Data excerpts:

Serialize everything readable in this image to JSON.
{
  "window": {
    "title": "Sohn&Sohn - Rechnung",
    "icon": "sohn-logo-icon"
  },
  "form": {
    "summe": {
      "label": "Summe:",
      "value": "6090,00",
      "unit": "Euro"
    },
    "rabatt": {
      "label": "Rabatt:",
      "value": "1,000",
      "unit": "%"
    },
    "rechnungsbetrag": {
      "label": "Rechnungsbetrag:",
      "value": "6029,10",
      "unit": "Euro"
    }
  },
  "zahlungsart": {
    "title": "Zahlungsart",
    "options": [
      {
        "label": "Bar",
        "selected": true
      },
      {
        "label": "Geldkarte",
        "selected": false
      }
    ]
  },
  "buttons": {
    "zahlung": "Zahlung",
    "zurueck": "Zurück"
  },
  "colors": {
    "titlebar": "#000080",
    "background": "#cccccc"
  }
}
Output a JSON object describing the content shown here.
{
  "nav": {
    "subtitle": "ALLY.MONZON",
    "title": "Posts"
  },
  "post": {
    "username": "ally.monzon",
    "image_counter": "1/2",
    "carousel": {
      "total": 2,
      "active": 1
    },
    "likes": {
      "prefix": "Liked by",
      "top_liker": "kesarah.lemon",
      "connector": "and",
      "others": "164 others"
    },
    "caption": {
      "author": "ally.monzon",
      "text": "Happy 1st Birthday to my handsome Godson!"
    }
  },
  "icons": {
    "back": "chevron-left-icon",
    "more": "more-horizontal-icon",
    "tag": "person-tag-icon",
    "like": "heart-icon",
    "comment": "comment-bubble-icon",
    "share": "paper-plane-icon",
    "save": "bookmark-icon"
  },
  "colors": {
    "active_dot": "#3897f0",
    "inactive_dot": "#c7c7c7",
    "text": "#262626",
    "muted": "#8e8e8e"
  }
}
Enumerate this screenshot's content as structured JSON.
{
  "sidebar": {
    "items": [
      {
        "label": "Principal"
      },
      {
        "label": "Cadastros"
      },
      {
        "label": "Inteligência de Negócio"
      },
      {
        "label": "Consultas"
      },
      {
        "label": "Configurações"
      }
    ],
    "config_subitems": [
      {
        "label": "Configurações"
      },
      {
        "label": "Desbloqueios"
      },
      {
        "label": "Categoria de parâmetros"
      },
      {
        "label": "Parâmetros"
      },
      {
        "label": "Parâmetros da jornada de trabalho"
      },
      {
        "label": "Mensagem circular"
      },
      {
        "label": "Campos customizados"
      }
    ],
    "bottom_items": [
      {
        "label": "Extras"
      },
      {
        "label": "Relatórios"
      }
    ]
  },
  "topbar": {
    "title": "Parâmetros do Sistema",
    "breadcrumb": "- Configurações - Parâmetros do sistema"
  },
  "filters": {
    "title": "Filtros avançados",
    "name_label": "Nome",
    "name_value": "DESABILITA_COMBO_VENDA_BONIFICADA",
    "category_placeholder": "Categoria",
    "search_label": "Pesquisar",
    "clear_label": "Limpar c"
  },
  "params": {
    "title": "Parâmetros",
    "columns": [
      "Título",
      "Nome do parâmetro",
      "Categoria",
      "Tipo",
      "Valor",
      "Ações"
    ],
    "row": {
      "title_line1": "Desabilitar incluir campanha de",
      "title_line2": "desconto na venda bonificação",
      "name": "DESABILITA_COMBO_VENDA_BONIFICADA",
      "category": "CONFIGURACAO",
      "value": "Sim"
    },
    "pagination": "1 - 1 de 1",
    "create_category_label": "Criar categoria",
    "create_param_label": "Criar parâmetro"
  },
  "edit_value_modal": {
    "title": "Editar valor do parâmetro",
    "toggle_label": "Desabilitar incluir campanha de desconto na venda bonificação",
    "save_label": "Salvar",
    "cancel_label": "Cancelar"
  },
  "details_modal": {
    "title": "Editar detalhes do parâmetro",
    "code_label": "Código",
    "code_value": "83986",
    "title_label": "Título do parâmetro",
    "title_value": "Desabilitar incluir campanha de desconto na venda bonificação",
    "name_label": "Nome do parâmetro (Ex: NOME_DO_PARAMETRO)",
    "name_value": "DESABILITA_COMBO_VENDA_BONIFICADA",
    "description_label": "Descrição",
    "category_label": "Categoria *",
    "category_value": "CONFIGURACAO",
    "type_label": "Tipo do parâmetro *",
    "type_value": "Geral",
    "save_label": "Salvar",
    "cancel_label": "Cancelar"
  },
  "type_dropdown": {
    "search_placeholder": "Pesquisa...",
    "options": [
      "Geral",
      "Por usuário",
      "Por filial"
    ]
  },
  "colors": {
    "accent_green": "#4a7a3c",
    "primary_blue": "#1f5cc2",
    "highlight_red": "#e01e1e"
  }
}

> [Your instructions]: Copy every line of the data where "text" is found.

> [Task result]:
      "text": "Happy 1st Birthday to my handsome Godson!"
    "text": "#262626",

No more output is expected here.